Show Summary Details

Page of

PRINTED FROM OXFORD HANDBOOKS ONLINE ( © Oxford University Press, 2018. All Rights Reserved. Under the terms of the licence agreement, an individual user may print out a PDF of a single chapter of a title in Oxford Handbooks Online for personal use (for details see Privacy Policy and Legal Notice).

date: 30 October 2020

Abstract and Keywords

Dying is a social process which negotiates a transition between different states of being through the conventionalized actions of a range of participants; while death may mark a transition from being an active person to being a passive material thing, as standard archaeological practice assumes, even in our society the transition is more complex and in other cultural worlds it may be radically different. This observation provides the starting point for a new archaeology of death. It is argued that archaeological data such as the treatment of the body, burial rites, grave goods, and monumentalization may sometimes refer to traditional archaeological interpretive themes such as gender, status, and memory, but they always refer to—and form an active part of—dying as a social transition. This approach opens up new possibilities for archaeological interpretation of personhood, the body, and death.

Keywords: dying, body, personhood, ontology, transitions

Access to the complete content on Oxford Handbooks Online requires a subscription or purchase. Public users are able to search the site and view the abstracts and keywords for each book and chapter without a subscription.

Please subscribe or login to access full text content.

If you have purchased a print title that contains an access token, please see the token for information about how to register your code.
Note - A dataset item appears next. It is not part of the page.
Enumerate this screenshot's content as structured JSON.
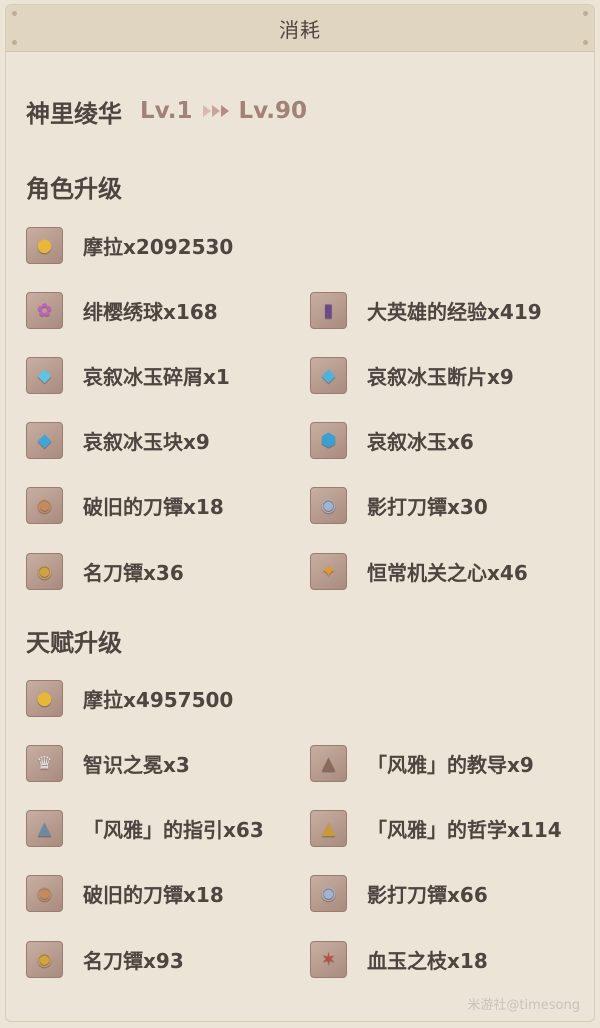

For questions on access or troubleshooting, please check our FAQs, and if you can''t find the answer there, please contact us.